__Dataset records__:
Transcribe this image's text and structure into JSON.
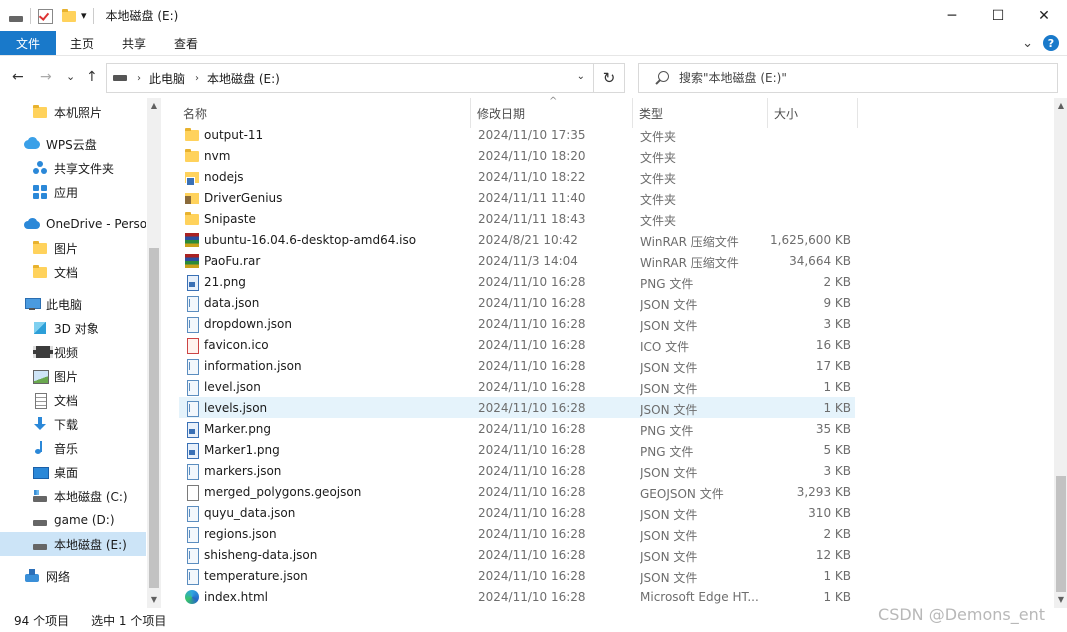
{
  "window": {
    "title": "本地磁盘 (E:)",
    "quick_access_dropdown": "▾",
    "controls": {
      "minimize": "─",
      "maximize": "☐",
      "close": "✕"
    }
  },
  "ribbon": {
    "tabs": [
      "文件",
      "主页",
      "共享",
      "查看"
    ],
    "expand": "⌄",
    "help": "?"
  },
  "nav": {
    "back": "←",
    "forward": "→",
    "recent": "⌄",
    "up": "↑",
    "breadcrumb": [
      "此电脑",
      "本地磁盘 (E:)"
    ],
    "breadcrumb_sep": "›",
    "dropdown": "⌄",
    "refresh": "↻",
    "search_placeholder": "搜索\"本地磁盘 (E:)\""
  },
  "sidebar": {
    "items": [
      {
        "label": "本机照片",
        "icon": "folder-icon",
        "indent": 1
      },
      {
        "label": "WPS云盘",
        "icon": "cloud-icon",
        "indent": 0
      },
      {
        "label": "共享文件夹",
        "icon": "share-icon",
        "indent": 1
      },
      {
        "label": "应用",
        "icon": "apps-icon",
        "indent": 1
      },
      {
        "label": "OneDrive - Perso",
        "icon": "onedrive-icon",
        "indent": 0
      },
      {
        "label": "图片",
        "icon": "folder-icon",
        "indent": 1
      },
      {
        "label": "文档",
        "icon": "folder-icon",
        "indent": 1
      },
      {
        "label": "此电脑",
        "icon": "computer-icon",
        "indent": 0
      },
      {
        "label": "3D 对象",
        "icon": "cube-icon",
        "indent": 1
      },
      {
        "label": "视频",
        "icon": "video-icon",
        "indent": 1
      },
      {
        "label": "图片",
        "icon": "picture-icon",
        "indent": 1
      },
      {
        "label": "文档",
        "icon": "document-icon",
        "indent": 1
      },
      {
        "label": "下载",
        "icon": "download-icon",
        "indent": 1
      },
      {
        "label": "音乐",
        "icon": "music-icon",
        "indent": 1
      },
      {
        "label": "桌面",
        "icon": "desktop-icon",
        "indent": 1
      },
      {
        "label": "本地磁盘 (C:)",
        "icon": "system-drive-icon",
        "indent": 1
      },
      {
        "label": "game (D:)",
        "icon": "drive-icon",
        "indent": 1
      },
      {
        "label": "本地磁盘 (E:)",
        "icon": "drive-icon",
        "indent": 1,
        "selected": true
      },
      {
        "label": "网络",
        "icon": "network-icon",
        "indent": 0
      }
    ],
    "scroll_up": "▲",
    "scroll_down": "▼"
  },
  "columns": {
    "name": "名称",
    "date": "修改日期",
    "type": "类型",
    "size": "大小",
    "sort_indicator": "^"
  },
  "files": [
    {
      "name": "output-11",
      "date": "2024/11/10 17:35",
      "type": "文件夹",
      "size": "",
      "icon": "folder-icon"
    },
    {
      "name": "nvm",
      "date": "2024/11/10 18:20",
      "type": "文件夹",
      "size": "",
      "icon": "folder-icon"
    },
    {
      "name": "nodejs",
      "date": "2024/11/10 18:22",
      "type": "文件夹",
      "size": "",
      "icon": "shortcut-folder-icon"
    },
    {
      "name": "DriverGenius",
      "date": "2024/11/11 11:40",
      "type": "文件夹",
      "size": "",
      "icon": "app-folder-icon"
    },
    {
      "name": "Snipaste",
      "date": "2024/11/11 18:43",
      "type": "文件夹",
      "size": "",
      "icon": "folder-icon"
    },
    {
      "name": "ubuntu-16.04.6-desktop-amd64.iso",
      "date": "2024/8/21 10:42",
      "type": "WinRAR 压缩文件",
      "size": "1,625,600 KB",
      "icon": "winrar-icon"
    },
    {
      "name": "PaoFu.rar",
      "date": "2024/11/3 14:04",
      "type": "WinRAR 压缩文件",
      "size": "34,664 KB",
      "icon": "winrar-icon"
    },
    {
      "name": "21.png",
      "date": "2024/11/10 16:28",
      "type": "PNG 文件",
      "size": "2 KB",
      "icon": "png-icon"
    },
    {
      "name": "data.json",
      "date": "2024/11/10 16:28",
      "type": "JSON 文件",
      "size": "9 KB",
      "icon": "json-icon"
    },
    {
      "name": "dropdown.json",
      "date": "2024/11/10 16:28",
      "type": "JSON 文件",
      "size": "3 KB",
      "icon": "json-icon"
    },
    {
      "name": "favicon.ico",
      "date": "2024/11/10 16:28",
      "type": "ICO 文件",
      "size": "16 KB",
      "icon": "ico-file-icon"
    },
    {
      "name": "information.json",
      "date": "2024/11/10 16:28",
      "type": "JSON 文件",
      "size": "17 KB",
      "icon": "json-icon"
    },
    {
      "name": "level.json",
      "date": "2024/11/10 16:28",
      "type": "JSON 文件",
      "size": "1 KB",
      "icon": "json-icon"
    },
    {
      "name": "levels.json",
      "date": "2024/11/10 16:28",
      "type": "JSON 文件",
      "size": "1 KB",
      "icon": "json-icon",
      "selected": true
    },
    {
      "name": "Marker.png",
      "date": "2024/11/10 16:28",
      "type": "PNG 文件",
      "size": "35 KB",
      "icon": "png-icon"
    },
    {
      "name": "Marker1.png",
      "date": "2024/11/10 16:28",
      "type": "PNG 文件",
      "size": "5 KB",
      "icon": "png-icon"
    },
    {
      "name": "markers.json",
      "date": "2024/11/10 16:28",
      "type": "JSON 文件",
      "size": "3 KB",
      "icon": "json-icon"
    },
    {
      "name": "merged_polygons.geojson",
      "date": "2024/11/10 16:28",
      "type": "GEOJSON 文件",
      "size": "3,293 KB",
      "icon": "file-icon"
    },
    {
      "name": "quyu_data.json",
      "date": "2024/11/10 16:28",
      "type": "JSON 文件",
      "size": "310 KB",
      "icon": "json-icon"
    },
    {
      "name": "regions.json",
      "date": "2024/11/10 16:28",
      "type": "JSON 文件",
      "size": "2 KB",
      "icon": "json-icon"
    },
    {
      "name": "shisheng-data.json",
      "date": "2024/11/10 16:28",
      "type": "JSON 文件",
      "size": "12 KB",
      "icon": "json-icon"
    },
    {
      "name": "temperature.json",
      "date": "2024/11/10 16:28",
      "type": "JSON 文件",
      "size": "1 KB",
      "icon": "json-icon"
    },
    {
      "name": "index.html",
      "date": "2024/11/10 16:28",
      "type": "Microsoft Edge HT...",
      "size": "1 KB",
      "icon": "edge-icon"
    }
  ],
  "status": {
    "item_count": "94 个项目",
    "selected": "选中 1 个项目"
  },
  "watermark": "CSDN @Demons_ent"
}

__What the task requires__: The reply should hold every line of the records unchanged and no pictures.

__Task solution__:
Transcribe this image's text and structure into JSON.
{
  "window": {
    "title": "本地磁盘 (E:)",
    "quick_access_dropdown": "▾",
    "controls": {
      "minimize": "─",
      "maximize": "☐",
      "close": "✕"
    }
  },
  "ribbon": {
    "tabs": [
      "文件",
      "主页",
      "共享",
      "查看"
    ],
    "expand": "⌄",
    "help": "?"
  },
  "nav": {
    "back": "←",
    "forward": "→",
    "recent": "⌄",
    "up": "↑",
    "breadcrumb": [
      "此电脑",
      "本地磁盘 (E:)"
    ],
    "breadcrumb_sep": "›",
    "dropdown": "⌄",
    "refresh": "↻",
    "search_placeholder": "搜索\"本地磁盘 (E:)\""
  },
  "sidebar": {
    "items": [
      {
        "label": "本机照片",
        "icon": "folder-icon",
        "indent": 1
      },
      {
        "label": "WPS云盘",
        "icon": "cloud-icon",
        "indent": 0
      },
      {
        "label": "共享文件夹",
        "icon": "share-icon",
        "indent": 1
      },
      {
        "label": "应用",
        "icon": "apps-icon",
        "indent": 1
      },
      {
        "label": "OneDrive - Perso",
        "icon": "onedrive-icon",
        "indent": 0
      },
      {
        "label": "图片",
        "icon": "folder-icon",
        "indent": 1
      },
      {
        "label": "文档",
        "icon": "folder-icon",
        "indent": 1
      },
      {
        "label": "此电脑",
        "icon": "computer-icon",
        "indent": 0
      },
      {
        "label": "3D 对象",
        "icon": "cube-icon",
        "indent": 1
      },
      {
        "label": "视频",
        "icon": "video-icon",
        "indent": 1
      },
      {
        "label": "图片",
        "icon": "picture-icon",
        "indent": 1
      },
      {
        "label": "文档",
        "icon": "document-icon",
        "indent": 1
      },
      {
        "label": "下载",
        "icon": "download-icon",
        "indent": 1
      },
      {
        "label": "音乐",
        "icon": "music-icon",
        "indent": 1
      },
      {
        "label": "桌面",
        "icon": "desktop-icon",
        "indent": 1
      },
      {
        "label": "本地磁盘 (C:)",
        "icon": "system-drive-icon",
        "indent": 1
      },
      {
        "label": "game (D:)",
        "icon": "drive-icon",
        "indent": 1
      },
      {
        "label": "本地磁盘 (E:)",
        "icon": "drive-icon",
        "indent": 1,
        "selected": true
      },
      {
        "label": "网络",
        "icon": "network-icon",
        "indent": 0
      }
    ],
    "scroll_up": "▲",
    "scroll_down": "▼"
  },
  "columns": {
    "name": "名称",
    "date": "修改日期",
    "type": "类型",
    "size": "大小",
    "sort_indicator": "^"
  },
  "files": [
    {
      "name": "output-11",
      "date": "2024/11/10 17:35",
      "type": "文件夹",
      "size": "",
      "icon": "folder-icon"
    },
    {
      "name": "nvm",
      "date": "2024/11/10 18:20",
      "type": "文件夹",
      "size": "",
      "icon": "folder-icon"
    },
    {
      "name": "nodejs",
      "date": "2024/11/10 18:22",
      "type": "文件夹",
      "size": "",
      "icon": "shortcut-folder-icon"
    },
    {
      "name": "DriverGenius",
      "date": "2024/11/11 11:40",
      "type": "文件夹",
      "size": "",
      "icon": "app-folder-icon"
    },
    {
      "name": "Snipaste",
      "date": "2024/11/11 18:43",
      "type": "文件夹",
      "size": "",
      "icon": "folder-icon"
    },
    {
      "name": "ubuntu-16.04.6-desktop-amd64.iso",
      "date": "2024/8/21 10:42",
      "type": "WinRAR 压缩文件",
      "size": "1,625,600 KB",
      "icon": "winrar-icon"
    },
    {
      "name": "PaoFu.rar",
      "date": "2024/11/3 14:04",
      "type": "WinRAR 压缩文件",
      "size": "34,664 KB",
      "icon": "winrar-icon"
    },
    {
      "name": "21.png",
      "date": "2024/11/10 16:28",
      "type": "PNG 文件",
      "size": "2 KB",
      "icon": "png-icon"
    },
    {
      "name": "data.json",
      "date": "2024/11/10 16:28",
      "type": "JSON 文件",
      "size": "9 KB",
      "icon": "json-icon"
    },
    {
      "name": "dropdown.json",
      "date": "2024/11/10 16:28",
      "type": "JSON 文件",
      "size": "3 KB",
      "icon": "json-icon"
    },
    {
      "name": "favicon.ico",
      "date": "2024/11/10 16:28",
      "type": "ICO 文件",
      "size": "16 KB",
      "icon": "ico-file-icon"
    },
    {
      "name": "information.json",
      "date": "2024/11/10 16:28",
      "type": "JSON 文件",
      "size": "17 KB",
      "icon": "json-icon"
    },
    {
      "name": "level.json",
      "date": "2024/11/10 16:28",
      "type": "JSON 文件",
      "size": "1 KB",
      "icon": "json-icon"
    },
    {
      "name": "levels.json",
      "date": "2024/11/10 16:28",
      "type": "JSON 文件",
      "size": "1 KB",
      "icon": "json-icon",
      "selected": true
    },
    {
      "name": "Marker.png",
      "date": "2024/11/10 16:28",
      "type": "PNG 文件",
      "size": "35 KB",
      "icon": "png-icon"
    },
    {
      "name": "Marker1.png",
      "date": "2024/11/10 16:28",
      "type": "PNG 文件",
      "size": "5 KB",
      "icon": "png-icon"
    },
    {
      "name": "markers.json",
      "date": "2024/11/10 16:28",
      "type": "JSON 文件",
      "size": "3 KB",
      "icon": "json-icon"
    },
    {
      "name": "merged_polygons.geojson",
      "date": "2024/11/10 16:28",
      "type": "GEOJSON 文件",
      "size": "3,293 KB",
      "icon": "file-icon"
    },
    {
      "name": "quyu_data.json",
      "date": "2024/11/10 16:28",
      "type": "JSON 文件",
      "size": "310 KB",
      "icon": "json-icon"
    },
    {
      "name": "regions.json",
      "date": "2024/11/10 16:28",
      "type": "JSON 文件",
      "size": "2 KB",
      "icon": "json-icon"
    },
    {
      "name": "shisheng-data.json",
      "date": "2024/11/10 16:28",
      "type": "JSON 文件",
      "size": "12 KB",
      "icon": "json-icon"
    },
    {
      "name": "temperature.json",
      "date": "2024/11/10 16:28",
      "type": "JSON 文件",
      "size": "1 KB",
      "icon": "json-icon"
    },
    {
      "name": "index.html",
      "date": "2024/11/10 16:28",
      "type": "Microsoft Edge HT...",
      "size": "1 KB",
      "icon": "edge-icon"
    }
  ],
  "status": {
    "item_count": "94 个项目",
    "selected": "选中 1 个项目"
  },
  "watermark": "CSDN @Demons_ent"
}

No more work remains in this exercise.